===== Entries provided
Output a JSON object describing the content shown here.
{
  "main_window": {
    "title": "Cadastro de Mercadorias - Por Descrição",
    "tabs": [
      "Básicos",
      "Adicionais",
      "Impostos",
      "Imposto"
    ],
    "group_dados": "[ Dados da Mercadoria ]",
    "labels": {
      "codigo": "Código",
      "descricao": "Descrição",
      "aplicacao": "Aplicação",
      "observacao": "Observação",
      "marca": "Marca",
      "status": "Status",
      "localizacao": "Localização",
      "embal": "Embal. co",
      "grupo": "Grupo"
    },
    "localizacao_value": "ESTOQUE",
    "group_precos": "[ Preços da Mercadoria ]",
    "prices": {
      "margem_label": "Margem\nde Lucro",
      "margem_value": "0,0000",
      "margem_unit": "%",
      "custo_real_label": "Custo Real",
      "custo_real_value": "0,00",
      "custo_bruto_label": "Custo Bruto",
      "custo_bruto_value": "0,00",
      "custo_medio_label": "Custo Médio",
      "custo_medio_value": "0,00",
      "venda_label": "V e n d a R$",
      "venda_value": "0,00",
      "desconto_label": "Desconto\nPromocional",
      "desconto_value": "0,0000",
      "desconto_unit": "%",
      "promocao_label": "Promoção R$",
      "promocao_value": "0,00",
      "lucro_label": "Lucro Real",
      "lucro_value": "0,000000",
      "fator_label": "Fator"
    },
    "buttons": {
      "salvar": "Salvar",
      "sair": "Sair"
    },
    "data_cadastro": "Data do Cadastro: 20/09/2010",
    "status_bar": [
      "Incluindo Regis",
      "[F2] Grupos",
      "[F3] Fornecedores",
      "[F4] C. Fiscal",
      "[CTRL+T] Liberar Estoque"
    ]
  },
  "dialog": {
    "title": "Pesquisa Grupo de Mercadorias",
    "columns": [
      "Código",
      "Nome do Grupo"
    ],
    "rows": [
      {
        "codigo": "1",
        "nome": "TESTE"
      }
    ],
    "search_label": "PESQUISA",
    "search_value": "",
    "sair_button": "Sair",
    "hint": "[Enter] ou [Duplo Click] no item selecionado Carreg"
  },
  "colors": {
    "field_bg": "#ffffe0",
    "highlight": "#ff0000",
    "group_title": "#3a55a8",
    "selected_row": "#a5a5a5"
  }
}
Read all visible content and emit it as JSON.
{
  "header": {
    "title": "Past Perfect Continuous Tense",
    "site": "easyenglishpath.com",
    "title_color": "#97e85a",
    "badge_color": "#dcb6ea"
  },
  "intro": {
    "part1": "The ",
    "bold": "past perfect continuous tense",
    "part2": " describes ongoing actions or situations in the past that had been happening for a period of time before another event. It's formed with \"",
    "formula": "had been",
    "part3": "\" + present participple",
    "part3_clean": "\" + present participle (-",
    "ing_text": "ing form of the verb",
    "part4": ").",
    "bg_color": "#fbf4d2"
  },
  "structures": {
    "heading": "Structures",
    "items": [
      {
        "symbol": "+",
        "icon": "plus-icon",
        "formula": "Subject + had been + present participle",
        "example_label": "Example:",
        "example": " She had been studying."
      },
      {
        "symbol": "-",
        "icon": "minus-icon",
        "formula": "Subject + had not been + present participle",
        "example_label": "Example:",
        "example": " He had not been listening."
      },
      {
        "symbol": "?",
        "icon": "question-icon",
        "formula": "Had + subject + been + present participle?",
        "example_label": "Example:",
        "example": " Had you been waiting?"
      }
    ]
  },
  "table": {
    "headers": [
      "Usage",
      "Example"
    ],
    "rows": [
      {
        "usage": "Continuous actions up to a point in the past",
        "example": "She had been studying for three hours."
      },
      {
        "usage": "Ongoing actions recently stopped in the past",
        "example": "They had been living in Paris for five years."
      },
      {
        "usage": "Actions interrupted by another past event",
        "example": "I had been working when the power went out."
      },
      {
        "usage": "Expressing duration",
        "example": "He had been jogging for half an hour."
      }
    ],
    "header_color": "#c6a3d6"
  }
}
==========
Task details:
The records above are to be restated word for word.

Response:
Output a JSON object describing the content shown here.
{
  "main_window": {
    "title": "Cadastro de Mercadorias - Por Descrição",
    "tabs": [
      "Básicos",
      "Adicionais",
      "Impostos",
      "Imposto"
    ],
    "group_dados": "[ Dados da Mercadoria ]",
    "labels": {
      "codigo": "Código",
      "descricao": "Descrição",
      "aplicacao": "Aplicação",
      "observacao": "Observação",
      "marca": "Marca",
      "status": "Status",
      "localizacao": "Localização",
      "embal": "Embal. co",
      "grupo": "Grupo"
    },
    "localizacao_value": "ESTOQUE",
    "group_precos": "[ Preços da Mercadoria ]",
    "prices": {
      "margem_label": "Margem\nde Lucro",
      "margem_value": "0,0000",
      "margem_unit": "%",
      "custo_real_label": "Custo Real",
      "custo_real_value": "0,00",
      "custo_bruto_label": "Custo Bruto",
      "custo_bruto_value": "0,00",
      "custo_medio_label": "Custo Médio",
      "custo_medio_value": "0,00",
      "venda_label": "V e n d a R$",
      "venda_value": "0,00",
      "desconto_label": "Desconto\nPromocional",
      "desconto_value": "0,0000",
      "desconto_unit": "%",
      "promocao_label": "Promoção R$",
      "promocao_value": "0,00",
      "lucro_label": "Lucro Real",
      "lucro_value": "0,000000",
      "fator_label": "Fator"
    },
    "buttons": {
      "salvar": "Salvar",
      "sair": "Sair"
    },
    "data_cadastro": "Data do Cadastro: 20/09/2010",
    "status_bar": [
      "Incluindo Regis",
      "[F2] Grupos",
      "[F3] Fornecedores",
      "[F4] C. Fiscal",
      "[CTRL+T] Liberar Estoque"
    ]
  },
  "dialog": {
    "title": "Pesquisa Grupo de Mercadorias",
    "columns": [
      "Código",
      "Nome do Grupo"
    ],
    "rows": [
      {
        "codigo": "1",
        "nome": "TESTE"
      }
    ],
    "search_label": "PESQUISA",
    "search_value": "",
    "sair_button": "Sair",
    "hint": "[Enter] ou [Duplo Click] no item selecionado Carreg"
  },
  "colors": {
    "field_bg": "#ffffe0",
    "highlight": "#ff0000",
    "group_title": "#3a55a8",
    "selected_row": "#a5a5a5"
  }
}
Read all visible content and emit it as JSON.
{
  "header": {
    "title": "Past Perfect Continuous Tense",
    "site": "easyenglishpath.com",
    "title_color": "#97e85a",
    "badge_color": "#dcb6ea"
  },
  "intro": {
    "part1": "The ",
    "bold": "past perfect continuous tense",
    "part2": " describes ongoing actions or situations in the past that had been happening for a period of time before another event. It's formed with \"",
    "formula": "had been",
    "part3": "\" + present participple",
    "part3_clean": "\" + present participle (-",
    "ing_text": "ing form of the verb",
    "part4": ").",
    "bg_color": "#fbf4d2"
  },
  "structures": {
    "heading": "Structures",
    "items": [
      {
        "symbol": "+",
        "icon": "plus-icon",
        "formula": "Subject + had been + present participle",
        "example_label": "Example:",
        "example": " She had been studying."
      },
      {
        "symbol": "-",
        "icon": "minus-icon",
        "formula": "Subject + had not been + present participle",
        "example_label": "Example:",
        "example": " He had not been listening."
      },
      {
        "symbol": "?",
        "icon": "question-icon",
        "formula": "Had + subject + been + present participle?",
        "example_label": "Example:",
        "example": " Had you been waiting?"
      }
    ]
  },
  "table": {
    "headers": [
      "Usage",
      "Example"
    ],
    "rows": [
      {
        "usage": "Continuous actions up to a point in the past",
        "example": "She had been studying for three hours."
      },
      {
        "usage": "Ongoing actions recently stopped in the past",
        "example": "They had been living in Paris for five years."
      },
      {
        "usage": "Actions interrupted by another past event",
        "example": "I had been working when the power went out."
      },
      {
        "usage": "Expressing duration",
        "example": "He had been jogging for half an hour."
      }
    ],
    "header_color": "#c6a3d6"
  }
}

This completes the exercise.